THE INPUT Start Marker

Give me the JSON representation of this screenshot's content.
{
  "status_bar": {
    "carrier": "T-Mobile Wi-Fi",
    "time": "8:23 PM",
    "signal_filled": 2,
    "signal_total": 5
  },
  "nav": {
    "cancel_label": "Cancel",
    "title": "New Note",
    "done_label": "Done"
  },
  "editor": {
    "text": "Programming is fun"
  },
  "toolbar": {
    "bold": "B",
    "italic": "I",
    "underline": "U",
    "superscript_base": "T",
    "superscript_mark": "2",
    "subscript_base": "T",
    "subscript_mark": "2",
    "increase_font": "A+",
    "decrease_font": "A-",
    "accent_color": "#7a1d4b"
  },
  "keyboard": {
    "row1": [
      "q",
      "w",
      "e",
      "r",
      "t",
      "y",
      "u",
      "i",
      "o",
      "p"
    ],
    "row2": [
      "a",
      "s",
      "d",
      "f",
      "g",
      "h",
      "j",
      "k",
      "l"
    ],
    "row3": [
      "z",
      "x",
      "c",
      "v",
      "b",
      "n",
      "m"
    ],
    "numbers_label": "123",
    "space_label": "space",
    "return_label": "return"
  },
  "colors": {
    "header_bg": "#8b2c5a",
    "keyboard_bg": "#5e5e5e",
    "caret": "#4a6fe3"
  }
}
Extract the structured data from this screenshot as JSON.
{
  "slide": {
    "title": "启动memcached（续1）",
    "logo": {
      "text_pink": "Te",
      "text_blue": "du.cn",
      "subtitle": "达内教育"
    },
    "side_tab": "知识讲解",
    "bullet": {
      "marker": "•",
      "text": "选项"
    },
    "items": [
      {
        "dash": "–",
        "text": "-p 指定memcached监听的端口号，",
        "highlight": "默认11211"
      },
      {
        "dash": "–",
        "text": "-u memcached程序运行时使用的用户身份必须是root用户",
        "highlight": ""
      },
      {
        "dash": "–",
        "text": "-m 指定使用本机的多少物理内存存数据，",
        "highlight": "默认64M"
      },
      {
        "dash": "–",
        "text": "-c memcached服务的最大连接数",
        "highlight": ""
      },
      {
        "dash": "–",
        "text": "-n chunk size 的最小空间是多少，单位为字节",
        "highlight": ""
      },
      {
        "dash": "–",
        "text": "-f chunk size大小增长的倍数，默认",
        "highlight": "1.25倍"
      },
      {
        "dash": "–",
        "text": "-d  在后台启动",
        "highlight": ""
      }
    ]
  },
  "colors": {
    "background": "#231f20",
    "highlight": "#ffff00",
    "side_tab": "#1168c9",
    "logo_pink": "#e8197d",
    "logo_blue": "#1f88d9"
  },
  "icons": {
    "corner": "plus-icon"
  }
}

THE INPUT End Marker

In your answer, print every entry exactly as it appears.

Give me the JSON representation of this screenshot's content.
{
  "status_bar": {
    "carrier": "T-Mobile Wi-Fi",
    "time": "8:23 PM",
    "signal_filled": 2,
    "signal_total": 5
  },
  "nav": {
    "cancel_label": "Cancel",
    "title": "New Note",
    "done_label": "Done"
  },
  "editor": {
    "text": "Programming is fun"
  },
  "toolbar": {
    "bold": "B",
    "italic": "I",
    "underline": "U",
    "superscript_base": "T",
    "superscript_mark": "2",
    "subscript_base": "T",
    "subscript_mark": "2",
    "increase_font": "A+",
    "decrease_font": "A-",
    "accent_color": "#7a1d4b"
  },
  "keyboard": {
    "row1": [
      "q",
      "w",
      "e",
      "r",
      "t",
      "y",
      "u",
      "i",
      "o",
      "p"
    ],
    "row2": [
      "a",
      "s",
      "d",
      "f",
      "g",
      "h",
      "j",
      "k",
      "l"
    ],
    "row3": [
      "z",
      "x",
      "c",
      "v",
      "b",
      "n",
      "m"
    ],
    "numbers_label": "123",
    "space_label": "space",
    "return_label": "return"
  },
  "colors": {
    "header_bg": "#8b2c5a",
    "keyboard_bg": "#5e5e5e",
    "caret": "#4a6fe3"
  }
}
Extract the structured data from this screenshot as JSON.
{
  "slide": {
    "title": "启动memcached（续1）",
    "logo": {
      "text_pink": "Te",
      "text_blue": "du.cn",
      "subtitle": "达内教育"
    },
    "side_tab": "知识讲解",
    "bullet": {
      "marker": "•",
      "text": "选项"
    },
    "items": [
      {
        "dash": "–",
        "text": "-p 指定memcached监听的端口号，",
        "highlight": "默认11211"
      },
      {
        "dash": "–",
        "text": "-u memcached程序运行时使用的用户身份必须是root用户",
        "highlight": ""
      },
      {
        "dash": "–",
        "text": "-m 指定使用本机的多少物理内存存数据，",
        "highlight": "默认64M"
      },
      {
        "dash": "–",
        "text": "-c memcached服务的最大连接数",
        "highlight": ""
      },
      {
        "dash": "–",
        "text": "-n chunk size 的最小空间是多少，单位为字节",
        "highlight": ""
      },
      {
        "dash": "–",
        "text": "-f chunk size大小增长的倍数，默认",
        "highlight": "1.25倍"
      },
      {
        "dash": "–",
        "text": "-d  在后台启动",
        "highlight": ""
      }
    ]
  },
  "colors": {
    "background": "#231f20",
    "highlight": "#ffff00",
    "side_tab": "#1168c9",
    "logo_pink": "#e8197d",
    "logo_blue": "#1f88d9"
  },
  "icons": {
    "corner": "plus-icon"
  }
}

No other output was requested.